Once you’ve defined the roles and responsibilities of your people and teams, you can work on building out your data governance processes. The core question here is ‘how do I build more transparent and auditable data processes’?
To answer this, you need a way to accurately capture business logic. A common data vocabulary ensures that everyone is working from a single version of the truth (or golden record) and reduces the chances of dataset divergence. Typically, a business analyst will capture this logic in data models and share them with your company’s development team.
The third and final step in your data governance strategy is its physical implementation. At this stage, you need to know which technology you’ll use to put your data models into action.
Traditionally, organizations have relied on the unique interpretations of individual developers to translate this documentation into executable code. But this comes at a cost. With everyone doing their own thing, it’s hard to maintain any level of control or standardization, leading to the inevitable divergence of semantics, process, and data quality.
To get around this (and to future-proof your compliance strategy), you need a better way of bridging the gap between data definitions and IT operations and the right tool to facilitate this.
Often data governance initiatives derail because their intended outcomes aren’t measurable. So, identify the key metrics you want to track when building your business case.
Here are a few examples:
You probably already have a strong idea of where your business needs to improve, so use that as the focal point for your new strategy.
Data governance conversations with executives shouldn’t stop at the point of buy-in. To keep the ball rolling, you need to gain the continued support and engagement of your sponsor.

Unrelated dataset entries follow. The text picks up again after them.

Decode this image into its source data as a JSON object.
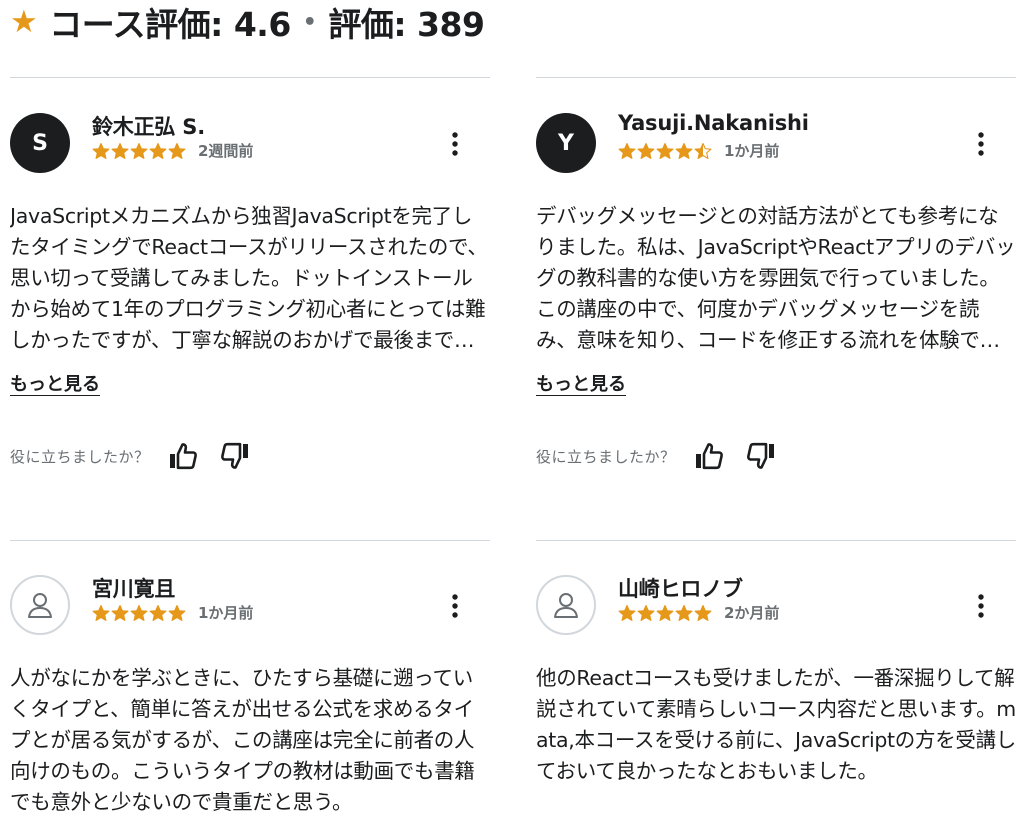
{
  "rating_header": {
    "star_icon": "star-icon",
    "rating_label": "コース評価: 4.6",
    "separator": "•",
    "count_label": "評価: 389"
  },
  "reviews": [
    {
      "avatar_initial": "S",
      "name": "鈴木正弘 S.",
      "rating": 5,
      "date": "2週間前",
      "body": "JavaScriptメカニズムから独習JavaScriptを完了したタイミングでReactコースがリリースされたので、思い切って受講してみました。ドットインストールから始めて1年のプログラミング初心者にとっては難しかったですが、丁寧な解説のおかげで最後まで進めることができました。",
      "show_more": "もっと見る",
      "helpful_label": "役に立ちましたか？"
    },
    {
      "avatar_initial": "Y",
      "name": "Yasuji.Nakanishi",
      "rating": 4.5,
      "date": "1か月前",
      "body": "デバッグメッセージとの対話方法がとても参考になりました。私は、JavaScriptやReactアプリのデバッグの教科書的な使い方を雰囲気で行っていました。この講座の中で、何度かデバッグメッセージを読み、意味を知り、コードを修正する流れを体験できました。",
      "show_more": "もっと見る",
      "helpful_label": "役に立ちましたか？"
    },
    {
      "avatar_initial": "",
      "name": "宮川寛且",
      "rating": 5,
      "date": "1か月前",
      "body": "人がなにかを学ぶときに、ひたすら基礎に遡っていくタイプと、簡単に答えが出せる公式を求めるタイプとが居る気がするが、この講座は完全に前者の人向けのもの。こういうタイプの教材は動画でも書籍でも意外と少ないので貴重だと思う。",
      "show_more": "",
      "helpful_label": ""
    },
    {
      "avatar_initial": "",
      "name": "山崎ヒロノブ",
      "rating": 5,
      "date": "2か月前",
      "body": "他のReactコースも受けましたが、一番深掘りして解説されていて素晴らしいコース内容だと思います。mata,本コースを受ける前に、JavaScriptの方を受講しておいて良かったなとおもいました。",
      "show_more": "",
      "helpful_label": ""
    }
  ],
  "colors": {
    "star": "#e59819",
    "text": "#1c1d1f",
    "muted": "#6a6f73",
    "divider": "#d1d7dc"
  }
}
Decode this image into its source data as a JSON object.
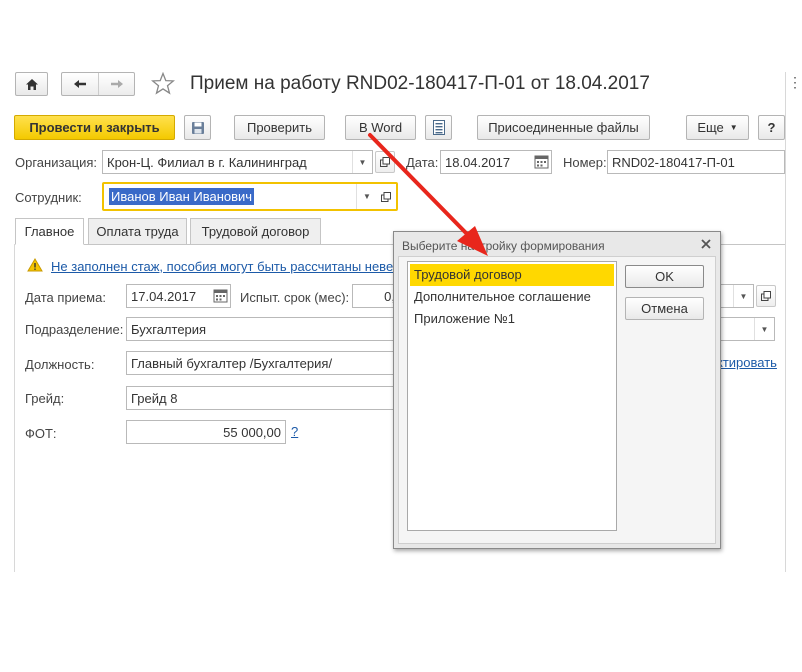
{
  "window": {
    "title": "Прием на работу RND02-180417-П-01 от 18.04.2017"
  },
  "toolbar": {
    "post_and_close": "Провести и закрыть",
    "check": "Проверить",
    "to_word": "В Word",
    "attached_files": "Присоединенные файлы",
    "more": "Еще",
    "help": "?"
  },
  "header": {
    "org_label": "Организация:",
    "org_value": "Крон-Ц. Филиал в г. Калининград",
    "date_label": "Дата:",
    "date_value": "18.04.2017",
    "number_label": "Номер:",
    "number_value": "RND02-180417-П-01",
    "employee_label": "Сотрудник:",
    "employee_value": "Иванов Иван Иванович"
  },
  "tabs": [
    {
      "label": "Главное"
    },
    {
      "label": "Оплата труда"
    },
    {
      "label": "Трудовой договор"
    }
  ],
  "main": {
    "warning": "Не заполнен стаж, пособия могут быть рассчитаны невер",
    "hire_date_label": "Дата приема:",
    "hire_date_value": "17.04.2017",
    "probation_label": "Испыт. срок (мес):",
    "probation_value": "0,",
    "department_label": "Подразделение:",
    "department_value": "Бухгалтерия",
    "position_label": "Должность:",
    "position_value": "Главный бухгалтер /Бухгалтерия/",
    "edit_link": "ктировать",
    "grade_label": "Грейд:",
    "grade_value": "Грейд 8",
    "fot_label": "ФОТ:",
    "fot_value": "55 000,00",
    "fot_help": "?"
  },
  "dialog": {
    "title": "Выберите настройку формирования",
    "items": [
      "Трудовой договор",
      "Дополнительное соглашение",
      "Приложение №1"
    ],
    "selected_index": 0,
    "ok": "OK",
    "cancel": "Отмена"
  },
  "colors": {
    "accent_yellow": "#f4c900",
    "selection_yellow": "#ffd800",
    "link_blue": "#1c5aa8",
    "arrow_red": "#e8261c",
    "employee_highlight": "#3a6ac8"
  }
}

Your sponsor (e.g. your CEO) is integral to the vision and direction of your governance initiatives, but is unlikely to oversee day-to-day operations.
For this, you need to appoint a data champion to become the driving voice of your governance program. It’s up to them to pick up the gauntlet and ensure each stakeholder is moving towards the same shared goals.
While it’s laudable to set up a new council and target an instant impact, you need to know exactly how you’re going to execute your plans, not just who will carry them out.
Since no two companies are the same, neither are their data governance strategies. Institutional knowledge is often fragmented and buried in a wide array of scripts, procedures, and interfaces. In other words, everyone is doing something different with their data, making it difficult to implement a catch-all governance initiative.
This is where a strong connection between your business and development teams becomes particularly important. Historically, the link between data models and IT operations has been manual, tedious, and unreliable, with no guarantee of accurate translation. But it’s never really an option to scrap your existing infrastructure and start over.
Instead, you need to bridge the gap between your current processes. When your data models drive your IT operations, accurate data lineage and reconciliation come as standard, resulting in a clear and consistent audit trail.
Data governance isn’t a one-off project. You can’t implement it over the weekend with a ragtag cross-functional SWAT team. If it’s not given due time and put at the heart of your organization, it won’t have the lasting impact you need to tackle both current and future compliance regulations.
With this in mind, you need to build out in stages, make measurable changes, appoint a dedicated governance champion, and refactor your data operations to more accurately capture business logic. At this point, you’ll be able to maintain a continuous data governance strategy, even as the scale and nature of your data changes.
To discover how you can turn these data governance best practices into a real-wold action plan, download our guide to bridging data models and IT operations for simpler data compliance.